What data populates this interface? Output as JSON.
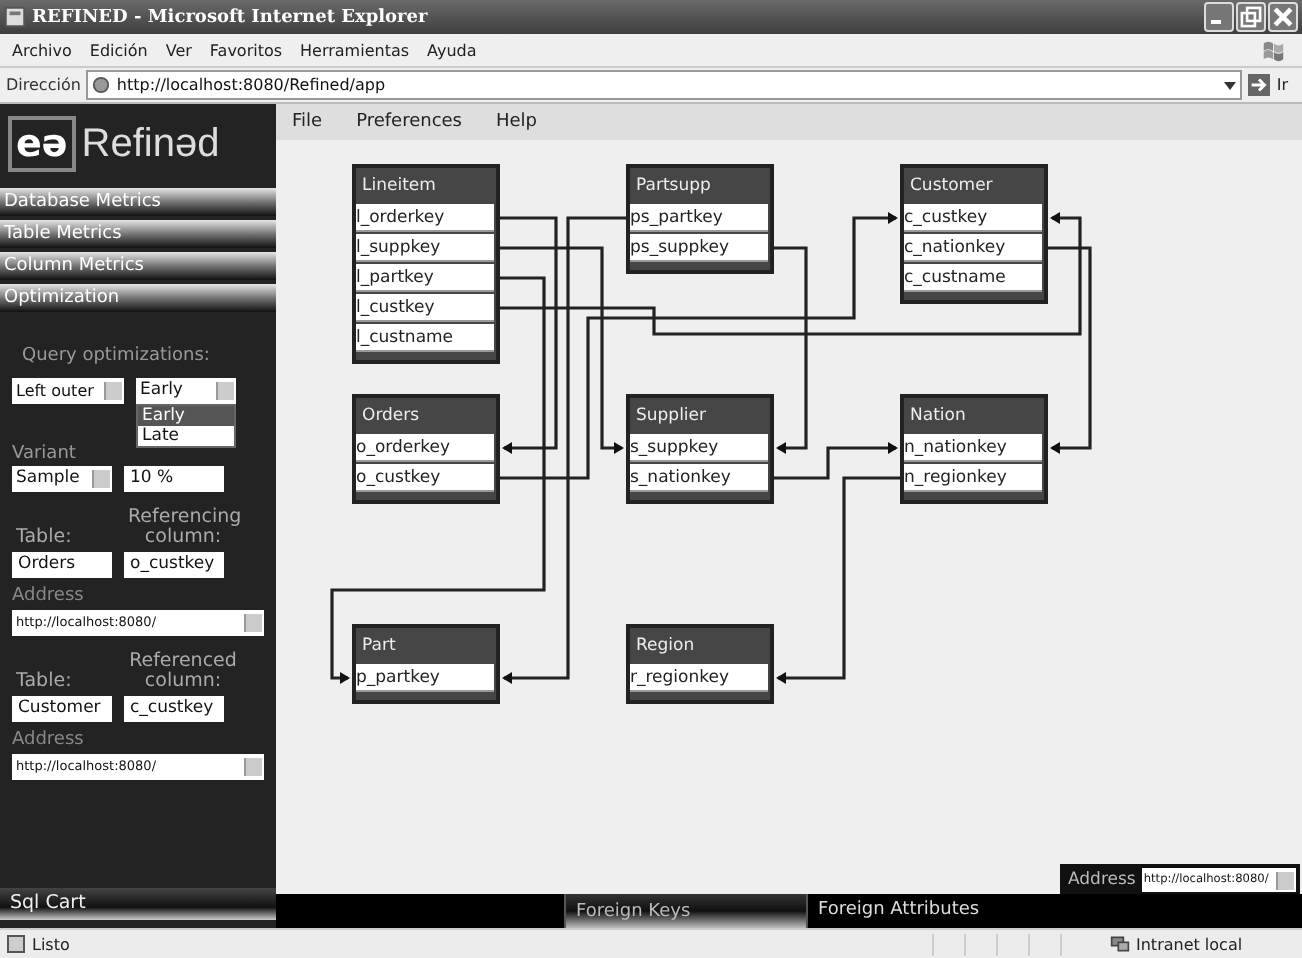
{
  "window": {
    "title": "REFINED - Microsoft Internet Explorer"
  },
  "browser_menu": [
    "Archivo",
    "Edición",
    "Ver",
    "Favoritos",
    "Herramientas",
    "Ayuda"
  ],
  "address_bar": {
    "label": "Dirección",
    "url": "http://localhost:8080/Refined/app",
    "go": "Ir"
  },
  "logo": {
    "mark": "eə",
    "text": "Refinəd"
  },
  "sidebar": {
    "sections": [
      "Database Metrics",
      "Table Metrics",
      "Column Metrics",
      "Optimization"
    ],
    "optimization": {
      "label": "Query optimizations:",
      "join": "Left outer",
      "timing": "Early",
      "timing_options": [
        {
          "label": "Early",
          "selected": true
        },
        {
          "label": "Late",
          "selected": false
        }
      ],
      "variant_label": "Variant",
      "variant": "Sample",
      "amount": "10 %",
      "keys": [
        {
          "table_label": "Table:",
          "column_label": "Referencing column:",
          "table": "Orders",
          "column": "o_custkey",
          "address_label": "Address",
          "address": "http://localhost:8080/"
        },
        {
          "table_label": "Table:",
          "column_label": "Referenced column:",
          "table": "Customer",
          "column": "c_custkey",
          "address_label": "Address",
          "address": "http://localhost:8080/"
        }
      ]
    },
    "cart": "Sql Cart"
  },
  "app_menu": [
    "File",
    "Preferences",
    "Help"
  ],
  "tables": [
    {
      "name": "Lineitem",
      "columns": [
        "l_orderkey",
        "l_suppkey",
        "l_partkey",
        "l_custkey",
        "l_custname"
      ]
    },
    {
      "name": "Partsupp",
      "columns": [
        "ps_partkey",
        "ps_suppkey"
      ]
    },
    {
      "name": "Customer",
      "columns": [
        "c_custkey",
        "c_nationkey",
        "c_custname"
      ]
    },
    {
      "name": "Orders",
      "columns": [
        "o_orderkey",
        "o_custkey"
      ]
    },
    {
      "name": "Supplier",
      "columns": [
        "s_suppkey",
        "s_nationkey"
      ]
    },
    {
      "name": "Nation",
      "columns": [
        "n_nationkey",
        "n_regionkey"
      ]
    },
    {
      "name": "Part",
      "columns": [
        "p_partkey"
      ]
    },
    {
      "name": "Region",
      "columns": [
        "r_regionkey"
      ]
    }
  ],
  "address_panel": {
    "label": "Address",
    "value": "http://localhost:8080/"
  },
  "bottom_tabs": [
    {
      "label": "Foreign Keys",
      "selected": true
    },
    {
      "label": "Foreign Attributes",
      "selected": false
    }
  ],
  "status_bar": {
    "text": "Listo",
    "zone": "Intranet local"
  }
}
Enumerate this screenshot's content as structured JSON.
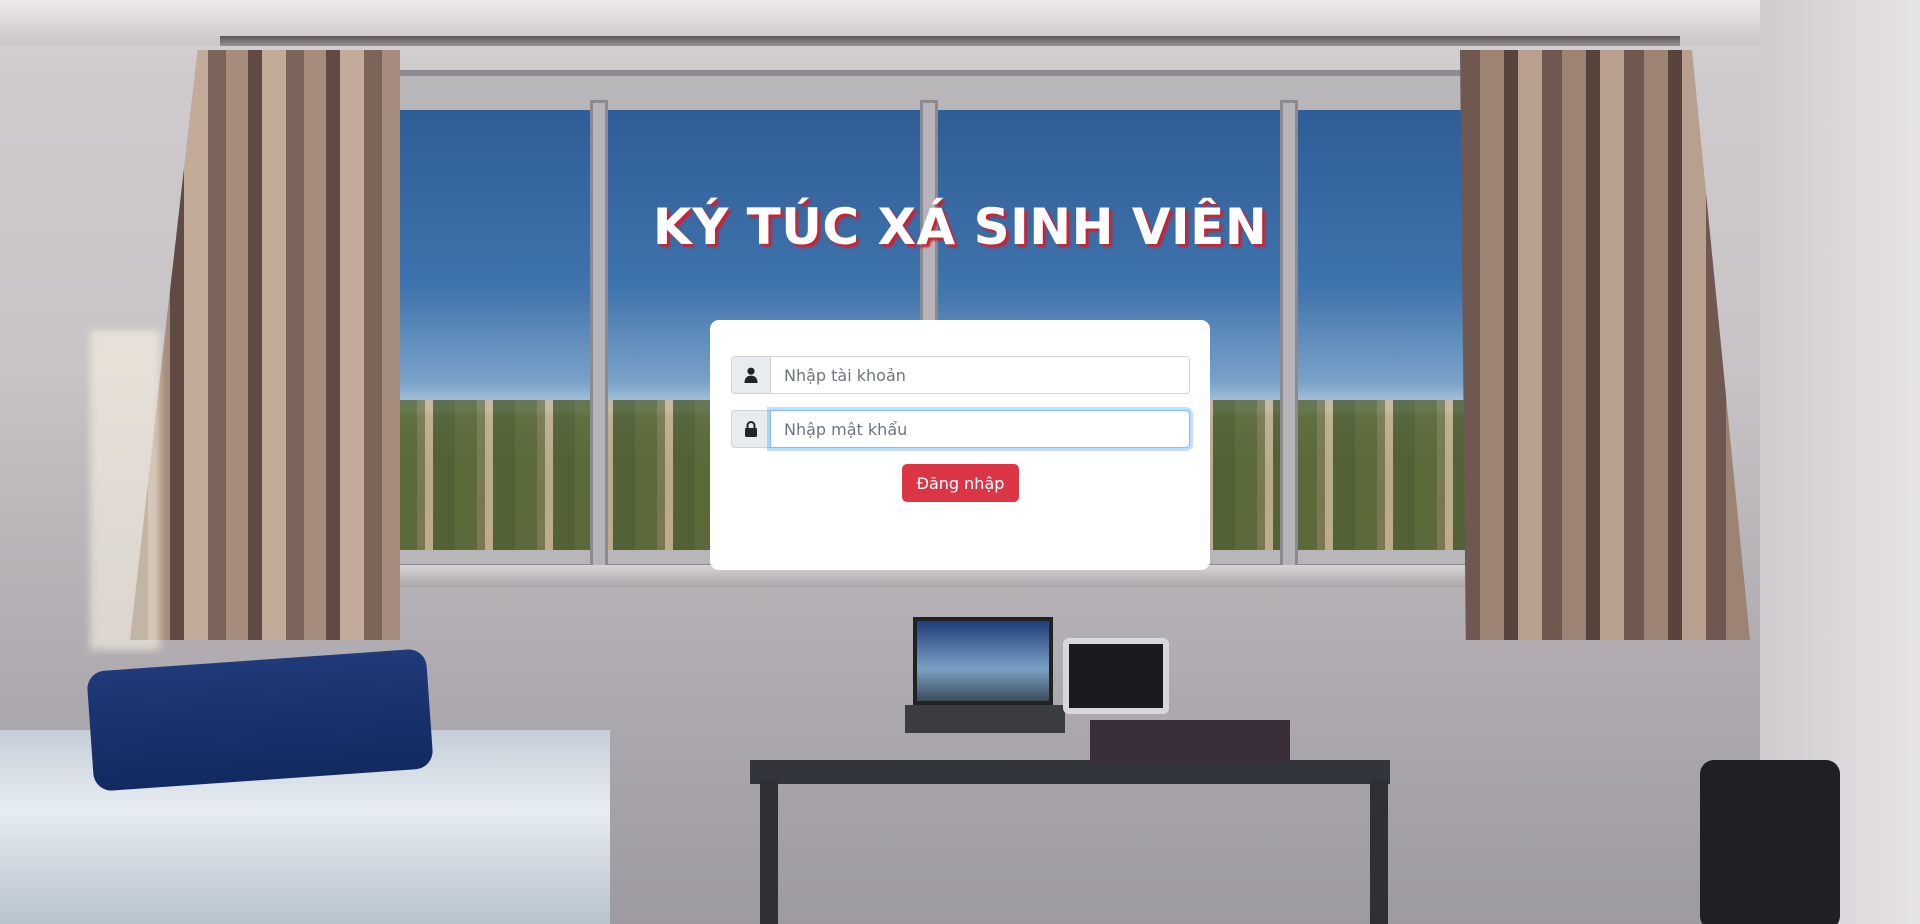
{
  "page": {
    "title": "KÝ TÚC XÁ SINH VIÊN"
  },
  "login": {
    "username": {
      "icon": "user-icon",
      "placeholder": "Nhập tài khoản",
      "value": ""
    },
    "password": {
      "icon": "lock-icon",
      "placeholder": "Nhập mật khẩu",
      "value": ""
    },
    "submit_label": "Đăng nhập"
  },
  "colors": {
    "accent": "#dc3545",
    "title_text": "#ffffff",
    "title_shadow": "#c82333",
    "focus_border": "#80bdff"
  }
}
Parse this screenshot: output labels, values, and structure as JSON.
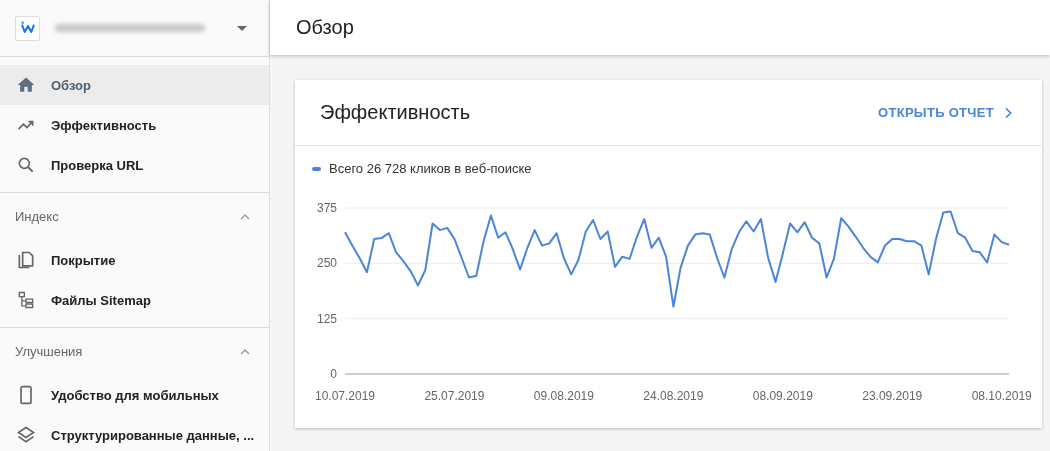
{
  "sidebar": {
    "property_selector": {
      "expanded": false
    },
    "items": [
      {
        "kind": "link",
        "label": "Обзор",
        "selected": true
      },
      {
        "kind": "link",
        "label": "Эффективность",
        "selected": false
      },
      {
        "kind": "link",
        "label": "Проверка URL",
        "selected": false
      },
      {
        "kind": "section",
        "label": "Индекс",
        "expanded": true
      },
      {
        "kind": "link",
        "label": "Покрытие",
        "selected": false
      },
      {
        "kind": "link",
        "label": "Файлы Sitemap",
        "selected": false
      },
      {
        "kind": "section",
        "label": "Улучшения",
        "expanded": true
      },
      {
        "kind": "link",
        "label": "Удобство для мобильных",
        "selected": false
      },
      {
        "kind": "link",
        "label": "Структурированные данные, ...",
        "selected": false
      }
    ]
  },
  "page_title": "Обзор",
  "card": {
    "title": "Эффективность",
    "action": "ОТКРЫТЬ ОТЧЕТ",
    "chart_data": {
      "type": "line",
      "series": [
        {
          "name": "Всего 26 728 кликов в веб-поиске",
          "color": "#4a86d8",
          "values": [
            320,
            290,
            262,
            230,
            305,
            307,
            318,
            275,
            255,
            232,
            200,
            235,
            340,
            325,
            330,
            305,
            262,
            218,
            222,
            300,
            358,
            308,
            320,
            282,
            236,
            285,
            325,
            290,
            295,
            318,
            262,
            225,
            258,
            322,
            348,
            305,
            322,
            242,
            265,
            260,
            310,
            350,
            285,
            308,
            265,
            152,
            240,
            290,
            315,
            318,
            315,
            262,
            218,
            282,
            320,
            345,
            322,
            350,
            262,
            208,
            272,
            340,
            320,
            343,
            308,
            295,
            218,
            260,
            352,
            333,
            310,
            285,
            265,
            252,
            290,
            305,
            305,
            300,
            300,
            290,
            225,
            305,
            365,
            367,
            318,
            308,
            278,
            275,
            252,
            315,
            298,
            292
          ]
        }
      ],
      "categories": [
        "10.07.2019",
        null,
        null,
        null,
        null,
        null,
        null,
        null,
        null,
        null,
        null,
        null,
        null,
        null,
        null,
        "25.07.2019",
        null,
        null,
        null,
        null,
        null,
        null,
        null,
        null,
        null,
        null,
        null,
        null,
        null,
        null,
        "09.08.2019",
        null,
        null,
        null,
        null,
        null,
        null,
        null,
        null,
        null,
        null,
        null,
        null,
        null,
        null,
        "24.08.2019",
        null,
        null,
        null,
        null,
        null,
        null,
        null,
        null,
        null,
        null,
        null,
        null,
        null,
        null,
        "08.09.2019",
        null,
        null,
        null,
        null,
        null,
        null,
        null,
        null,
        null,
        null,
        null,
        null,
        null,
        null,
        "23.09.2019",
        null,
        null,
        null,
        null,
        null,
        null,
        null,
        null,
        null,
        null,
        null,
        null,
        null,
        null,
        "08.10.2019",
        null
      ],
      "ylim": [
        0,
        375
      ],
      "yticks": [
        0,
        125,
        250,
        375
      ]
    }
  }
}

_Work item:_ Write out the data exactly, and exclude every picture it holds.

_Exercise solution:_
What data populates this interface? Output as JSON.
{
  "window": {
    "title": "REFINED - Microsoft Internet Explorer"
  },
  "browser_menu": [
    "Archivo",
    "Edición",
    "Ver",
    "Favoritos",
    "Herramientas",
    "Ayuda"
  ],
  "address_bar": {
    "label": "Dirección",
    "url": "http://localhost:8080/Refined/app",
    "go": "Ir"
  },
  "logo": {
    "mark": "eə",
    "text": "Refinəd"
  },
  "sidebar": {
    "sections": [
      "Database Metrics",
      "Table Metrics",
      "Column Metrics",
      "Optimization"
    ],
    "optimization": {
      "label": "Query optimizations:",
      "join": "Left outer",
      "timing": "Early",
      "timing_options": [
        {
          "label": "Early",
          "selected": true
        },
        {
          "label": "Late",
          "selected": false
        }
      ],
      "variant_label": "Variant",
      "variant": "Sample",
      "amount": "10 %",
      "keys": [
        {
          "table_label": "Table:",
          "column_label": "Referencing column:",
          "table": "Orders",
          "column": "o_custkey",
          "address_label": "Address",
          "address": "http://localhost:8080/"
        },
        {
          "table_label": "Table:",
          "column_label": "Referenced column:",
          "table": "Customer",
          "column": "c_custkey",
          "address_label": "Address",
          "address": "http://localhost:8080/"
        }
      ]
    },
    "cart": "Sql Cart"
  },
  "app_menu": [
    "File",
    "Preferences",
    "Help"
  ],
  "tables": [
    {
      "name": "Lineitem",
      "columns": [
        "l_orderkey",
        "l_suppkey",
        "l_partkey",
        "l_custkey",
        "l_custname"
      ]
    },
    {
      "name": "Partsupp",
      "columns": [
        "ps_partkey",
        "ps_suppkey"
      ]
    },
    {
      "name": "Customer",
      "columns": [
        "c_custkey",
        "c_nationkey",
        "c_custname"
      ]
    },
    {
      "name": "Orders",
      "columns": [
        "o_orderkey",
        "o_custkey"
      ]
    },
    {
      "name": "Supplier",
      "columns": [
        "s_suppkey",
        "s_nationkey"
      ]
    },
    {
      "name": "Nation",
      "columns": [
        "n_nationkey",
        "n_regionkey"
      ]
    },
    {
      "name": "Part",
      "columns": [
        "p_partkey"
      ]
    },
    {
      "name": "Region",
      "columns": [
        "r_regionkey"
      ]
    }
  ],
  "address_panel": {
    "label": "Address",
    "value": "http://localhost:8080/"
  },
  "bottom_tabs": [
    {
      "label": "Foreign Keys",
      "selected": true
    },
    {
      "label": "Foreign Attributes",
      "selected": false
    }
  ],
  "status_bar": {
    "text": "Listo",
    "zone": "Intranet local"
  }
}
Enumerate this screenshot's content as structured JSON.
{
  "page": {
    "title": "KÝ TÚC XÁ SINH VIÊN"
  },
  "login": {
    "username": {
      "icon": "user-icon",
      "placeholder": "Nhập tài khoản",
      "value": ""
    },
    "password": {
      "icon": "lock-icon",
      "placeholder": "Nhập mật khẩu",
      "value": ""
    },
    "submit_label": "Đăng nhập"
  },
  "colors": {
    "accent": "#dc3545",
    "title_text": "#ffffff",
    "title_shadow": "#c82333",
    "focus_border": "#80bdff"
  }
}
Parse this screenshot: output labels, values, and structure as JSON.
{
  "sidebar": {
    "property_selector": {
      "expanded": false
    },
    "items": [
      {
        "kind": "link",
        "label": "Обзор",
        "selected": true
      },
      {
        "kind": "link",
        "label": "Эффективность",
        "selected": false
      },
      {
        "kind": "link",
        "label": "Проверка URL",
        "selected": false
      },
      {
        "kind": "section",
        "label": "Индекс",
        "expanded": true
      },
      {
        "kind": "link",
        "label": "Покрытие",
        "selected": false
      },
      {
        "kind": "link",
        "label": "Файлы Sitemap",
        "selected": false
      },
      {
        "kind": "section",
        "label": "Улучшения",
        "expanded": true
      },
      {
        "kind": "link",
        "label": "Удобство для мобильных",
        "selected": false
      },
      {
        "kind": "link",
        "label": "Структурированные данные, ...",
        "selected": false
      }
    ]
  },
  "page_title": "Обзор",
  "card": {
    "title": "Эффективность",
    "action": "ОТКРЫТЬ ОТЧЕТ",
    "chart_data": {
      "type": "line",
      "series": [
        {
          "name": "Всего 26 728 кликов в веб-поиске",
          "color": "#4a86d8",
          "values": [
            320,
            290,
            262,
            230,
            305,
            307,
            318,
            275,
            255,
            232,
            200,
            235,
            340,
            325,
            330,
            305,
            262,
            218,
            222,
            300,
            358,
            308,
            320,
            282,
            236,
            285,
            325,
            290,
            295,
            318,
            262,
            225,
            258,
            322,
            348,
            305,
            322,
            242,
            265,
            260,
            310,
            350,
            285,
            308,
            265,
            152,
            240,
            290,
            315,
            318,
            315,
            262,
            218,
            282,
            320,
            345,
            322,
            350,
            262,
            208,
            272,
            340,
            320,
            343,
            308,
            295,
            218,
            260,
            352,
            333,
            310,
            285,
            265,
            252,
            290,
            305,
            305,
            300,
            300,
            290,
            225,
            305,
            365,
            367,
            318,
            308,
            278,
            275,
            252,
            315,
            298,
            292
          ]
        }
      ],
      "categories": [
        "10.07.2019",
        null,
        null,
        null,
        null,
        null,
        null,
        null,
        null,
        null,
        null,
        null,
        null,
        null,
        null,
        "25.07.2019",
        null,
        null,
        null,
        null,
        null,
        null,
        null,
        null,
        null,
        null,
        null,
        null,
        null,
        null,
        "09.08.2019",
        null,
        null,
        null,
        null,
        null,
        null,
        null,
        null,
        null,
        null,
        null,
        null,
        null,
        null,
        "24.08.2019",
        null,
        null,
        null,
        null,
        null,
        null,
        null,
        null,
        null,
        null,
        null,
        null,
        null,
        null,
        "08.09.2019",
        null,
        null,
        null,
        null,
        null,
        null,
        null,
        null,
        null,
        null,
        null,
        null,
        null,
        null,
        "23.09.2019",
        null,
        null,
        null,
        null,
        null,
        null,
        null,
        null,
        null,
        null,
        null,
        null,
        null,
        null,
        "08.10.2019",
        null
      ],
      "ylim": [
        0,
        375
      ],
      "yticks": [
        0,
        125,
        250,
        375
      ]
    }
  }
}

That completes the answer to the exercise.